Bibliography
NPR
Web Site:
  Home
  Site Map
  What's New?
Carola Dibbell:
  Carola's Website
  Archive
Venues:
  Noisey
CG Search:
Google Search:
Twitter:

James Taylor

  • Sweet Baby James [Warner Bros., 1970] B-
  • Mud Slide Slim and the Blue Horizon [Warner Bros., 1971] C+
  • One Man Dog [Warner Bros., 1972] C+
  • Gorilla [Warner Bros., 1975] C+
  • Greatest Hits [Warner Bros., 1976] C
  • JT [Columbia, 1977] B
  • Flag [Columbia, 1979] C+
  • New Moon Shine [Columbia, 1991] Dud
  • Hourglass [Columbia, 1997] Choice Cuts

Consumer Guide Reviews:

Sweet Baby James [Warner Bros., 1970]
I have solved the Taylor Perplex, which seems to revolve around whether James was a verier godsend when he was gracing Macdougal Street with the Flying Machine, discovering the Beatles on Apple, or now. My answer: none of the above. Which leaves an even more perplexing question: which god is supposed to have sent him? Not the one in Rock and Roll Heaven, that's for sure. B-

Mud Slide Slim and the Blue Horizon [Warner Bros., 1971]
If even his admirers acknowledge that his music has lost some of its drive (lost some of its drive?), then even a sworn enemy can admit that he's capable of interesting songs and intricate music. Having squandered most of the songs on his big success, he's concentrating on the intricate music--the lyrics are more onanistic than ever, escapist as a matter of conscious thematic decision. From what? you well may wonder. From success, poor fella. Blues singers lived on the road out of economic necessity, although they often got into it; Taylor is an addict, pure and simple. A born-rich nouveau star who veers between a "homestead on the farm" (what does he raise there, hopes?) and the Holiday Inn his mean old existential dilemma compels him to call home deserves the conniving, self-pitying voice that is his curse. Interesting, intricate, unlistenable. C+

One Man Dog [Warner Bros., 1972]
James Taylor with panache. C+

Gorilla [Warner Bros., 1975]
This is no better than Mud Slide Slim (several good songs if you care about James's agonies) or One Man Dog (several interesting experiments if you care about James's ideas), and although it is better than Walking Man, so is The Best of the Cowsills. Basically a solid piece of singer-songwriter product--I might actively enjoy "Lighthouse" or "Angry Blues" if someone else sang them, and I enjoy "Gorilla" and "Mexico" now. So why do his devotees regard it as a heartening comeback? Because its desecration of Marvin Gaye has propelled it into the top ten? Or because they never cared about his agonies or ideas either? C+

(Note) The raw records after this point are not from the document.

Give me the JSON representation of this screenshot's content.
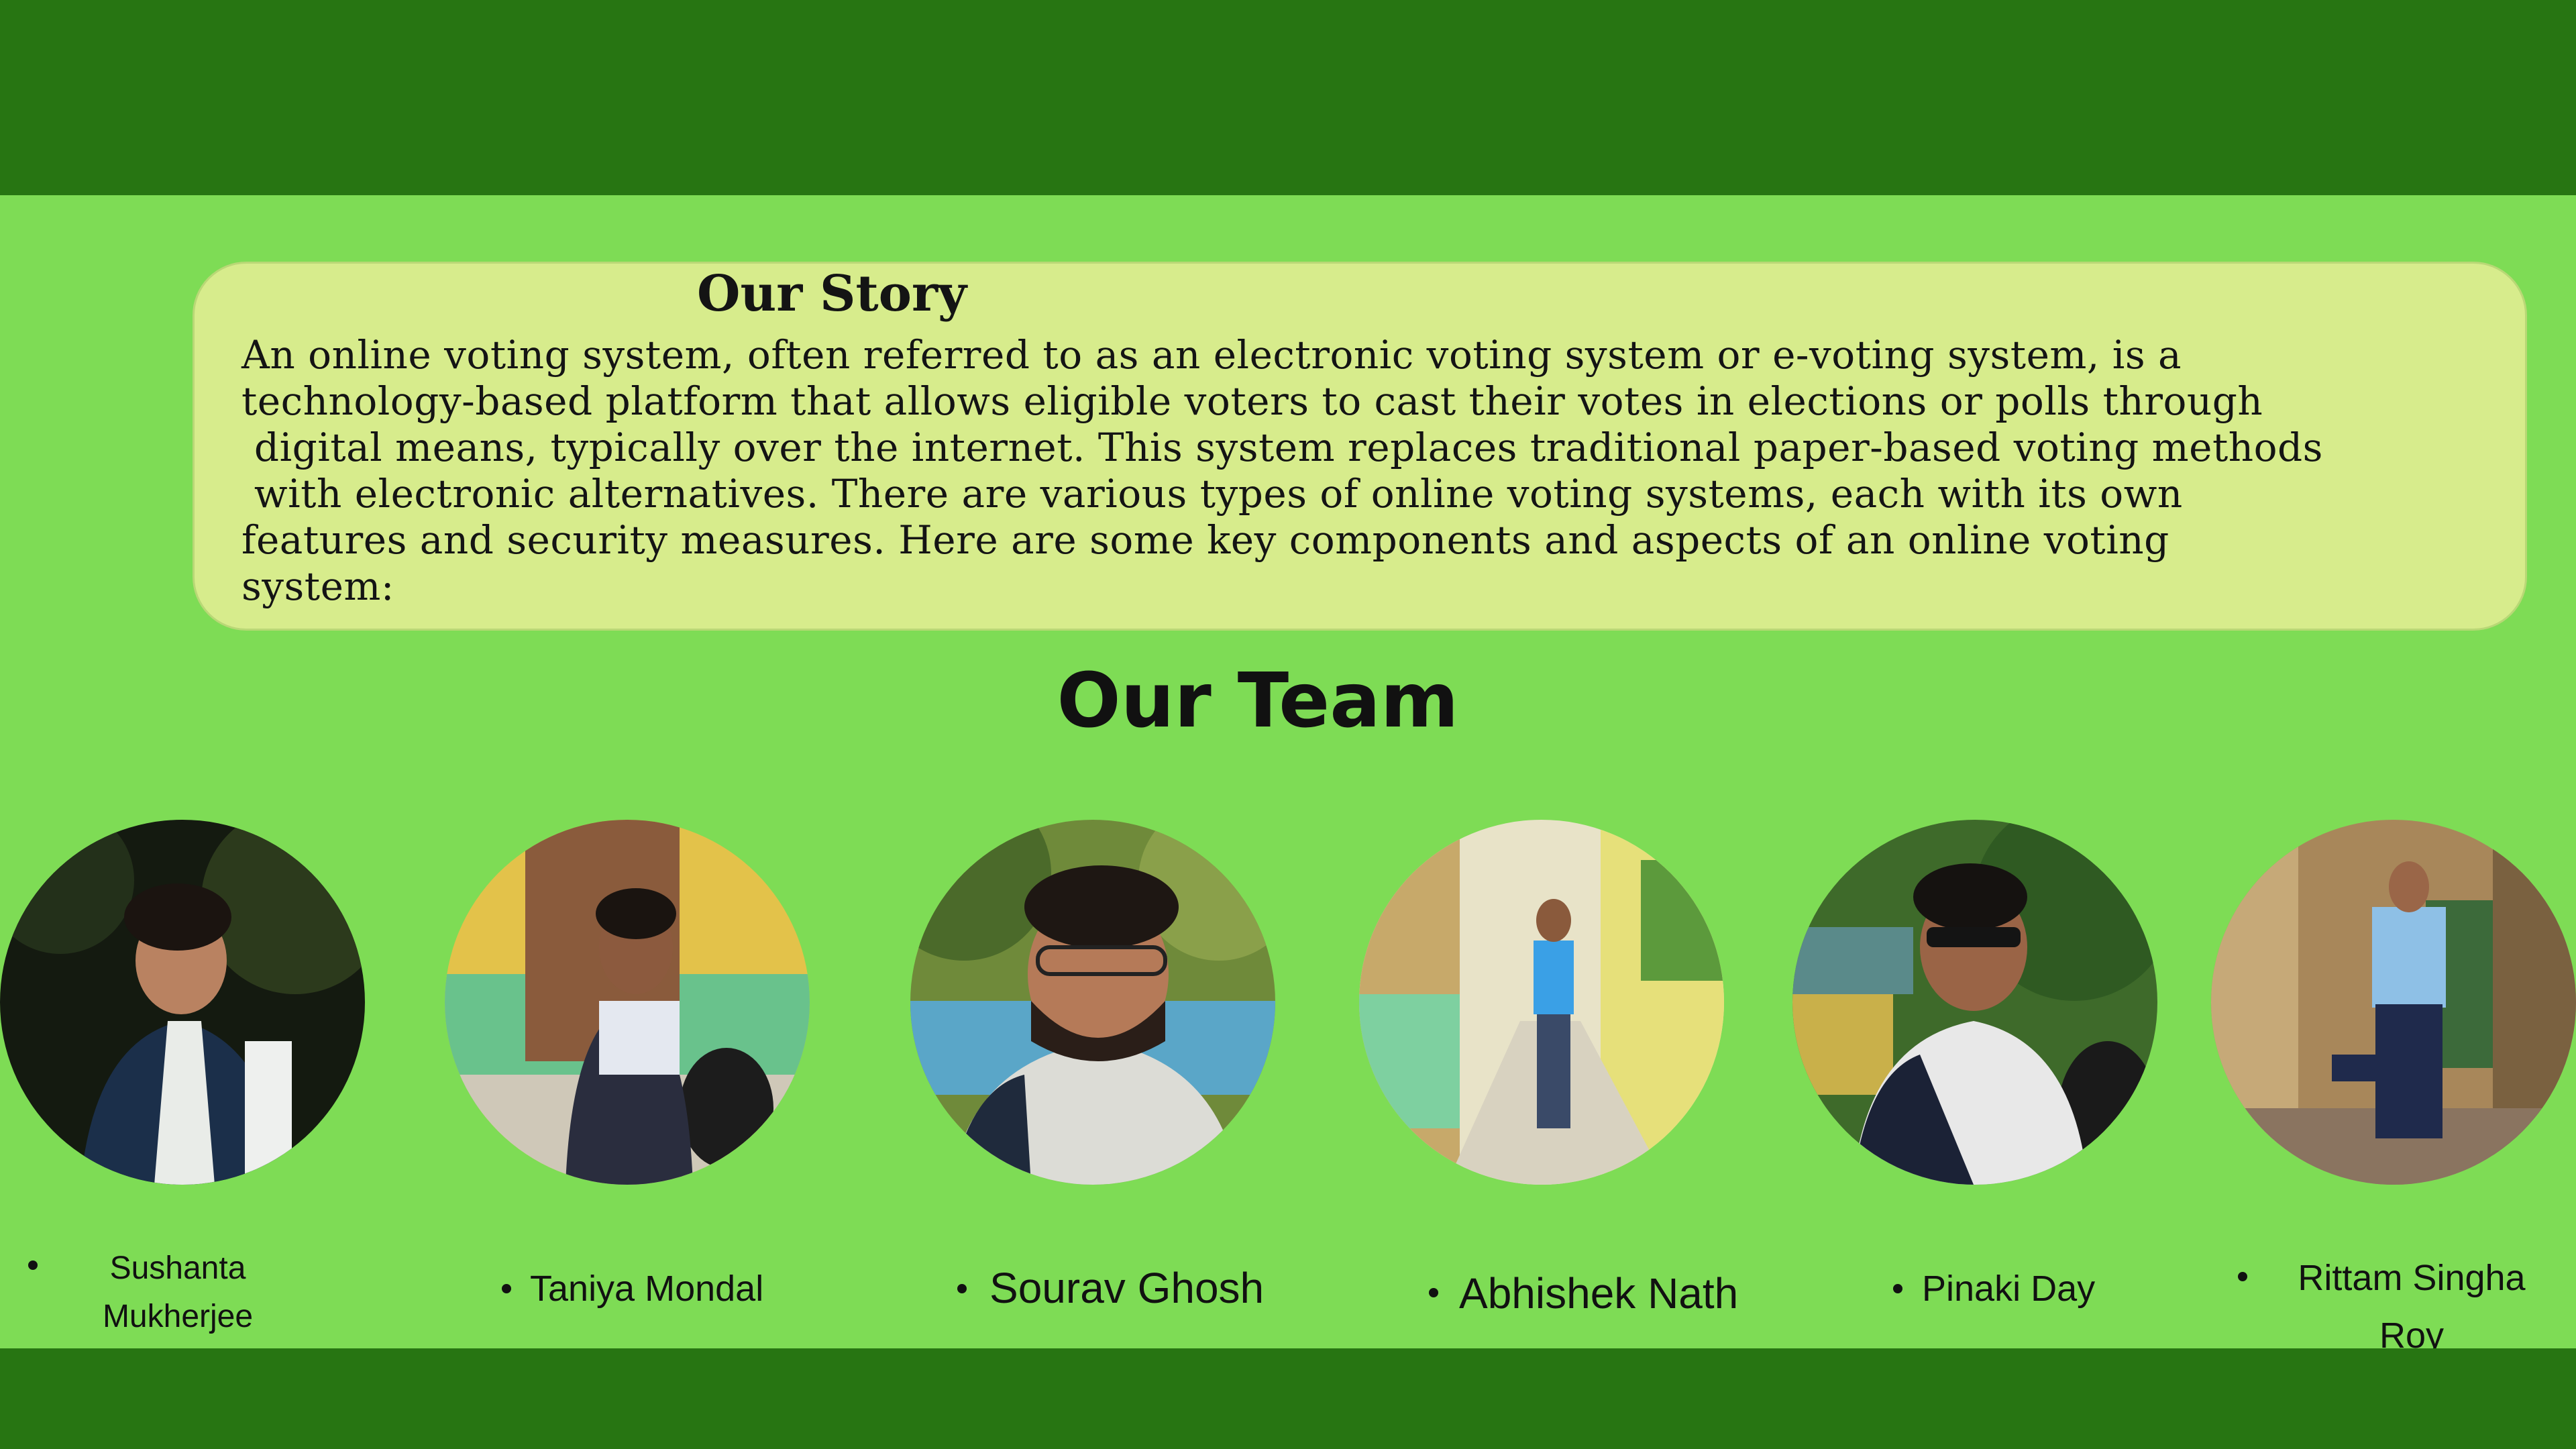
{
  "story": {
    "title": "Our Story",
    "body": "An online voting system, often referred to as an electronic voting system or e-voting system, is a\ntechnology-based platform that allows eligible voters to cast their votes in elections or polls through\n digital means, typically over the internet. This system replaces traditional paper-based voting methods\n with electronic alternatives. There are various types of online voting systems, each with its own\nfeatures and security measures. Here are some key components and aspects of an online voting\nsystem:"
  },
  "team": {
    "heading": "Our Team",
    "members": [
      {
        "name": "Sushanta Mukherjee",
        "line1": "Sushanta",
        "line2": "Mukherjee",
        "photo": "photo-person-outdoors-night"
      },
      {
        "name": "Taniya Mondal",
        "line1": "Taniya Mondal",
        "photo": "photo-person-sitting-steps"
      },
      {
        "name": "Sourav Ghosh",
        "line1": "Sourav Ghosh",
        "photo": "photo-person-glasses-closeup"
      },
      {
        "name": "Abhishek Nath",
        "line1": "Abhishek Nath",
        "photo": "photo-person-corridor"
      },
      {
        "name": "Pinaki Day",
        "line1": "Pinaki Day",
        "photo": "photo-person-sunglasses"
      },
      {
        "name": "Rittam Singha Roy",
        "line1": "Rittam Singha",
        "line2": "Roy",
        "photo": "photo-person-standing-ruins"
      }
    ]
  },
  "colors": {
    "background": "#7edc55",
    "bars": "#277512",
    "card": "#d7ec8c"
  }
}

Greatest Hits [Warner Bros., 1976]
As egotists go, Taylor is a talent--a gifted guitarist, a better-than-average melodist, a pithy lyricist whose feeling for Americanese is warm if corny. And his voice you can get used to--it's soulful in its way, and he can phrase. But melodies aside, he's not a star for his virtues. He's a star because he's an egotist--because he vaunts his sensitivity so expertly. So it's inevitable that this best-of should shortchange his sense of humor ("Gorilla," "Chili Dog," "Money Machine") and horror ("Knocking 'Round the Zoo," "Junkie's Lament") and preserve his disgraceful covers of "You've Got a Friend" and "How Sweet It Is." If you want "Fire and Rain," buy Sweet Baby James. At least it's a piece of history. C

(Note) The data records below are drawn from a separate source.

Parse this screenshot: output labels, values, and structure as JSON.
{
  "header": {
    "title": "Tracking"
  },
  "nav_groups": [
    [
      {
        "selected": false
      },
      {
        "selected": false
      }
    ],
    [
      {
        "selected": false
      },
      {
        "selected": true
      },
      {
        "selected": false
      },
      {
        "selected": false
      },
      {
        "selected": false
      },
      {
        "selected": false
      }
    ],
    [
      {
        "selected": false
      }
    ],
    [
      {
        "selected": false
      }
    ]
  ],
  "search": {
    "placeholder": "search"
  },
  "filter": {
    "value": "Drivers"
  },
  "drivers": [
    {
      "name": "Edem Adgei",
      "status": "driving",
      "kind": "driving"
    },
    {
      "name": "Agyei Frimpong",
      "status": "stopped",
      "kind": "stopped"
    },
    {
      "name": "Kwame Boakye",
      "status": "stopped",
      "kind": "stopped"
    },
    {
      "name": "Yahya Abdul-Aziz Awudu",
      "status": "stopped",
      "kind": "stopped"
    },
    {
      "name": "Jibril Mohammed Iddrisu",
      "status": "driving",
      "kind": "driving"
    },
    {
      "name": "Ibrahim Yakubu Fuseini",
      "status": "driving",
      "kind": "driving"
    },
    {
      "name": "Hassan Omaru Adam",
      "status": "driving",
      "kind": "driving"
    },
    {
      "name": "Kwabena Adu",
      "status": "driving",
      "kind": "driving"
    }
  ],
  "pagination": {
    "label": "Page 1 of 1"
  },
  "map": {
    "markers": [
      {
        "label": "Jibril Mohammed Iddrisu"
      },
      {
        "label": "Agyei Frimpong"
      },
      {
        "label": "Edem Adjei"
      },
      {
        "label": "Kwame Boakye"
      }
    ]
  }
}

JT [Columbia, 1977]
James sounds both awake--worth a headline in itself--and in touch; maybe CBS gave him a clock radio for opening an account there. "Handy Man" is a transcendent sex ballad, while "I Was Only Telling a Lie" and "Secret o' Life" evoke comparison with betters on the order of the Stones and Randy Newman, so that the wimpy stuff--which still predominates--sounds merely laid-back in contrast. Best since Sweet Baby James, shit--some of this is so wry and lively and committed his real fans may find it obtrusive. B

Flag [Columbia, 1979]
What's wrong with most of these songs is that Taylor is singing them. He can sing, sure--the "Day Tripper" cover and "Is That the Way You Look" show off his amused, mildly funky self-involvement at its sharpest and sexiest. But too often the material reveals him at his sharpest and most small-minded; John Lennon might get away with "I Will Not Lie for You," but JT's whine undermines whatever honesty the sentiment may have. C+

New Moon Shine [Columbia, 1991] Dud

Hourglass [Columbia, 1997]
"Line 'Em Up"; "Walking My Baby Back Home" Choice Cuts

See Also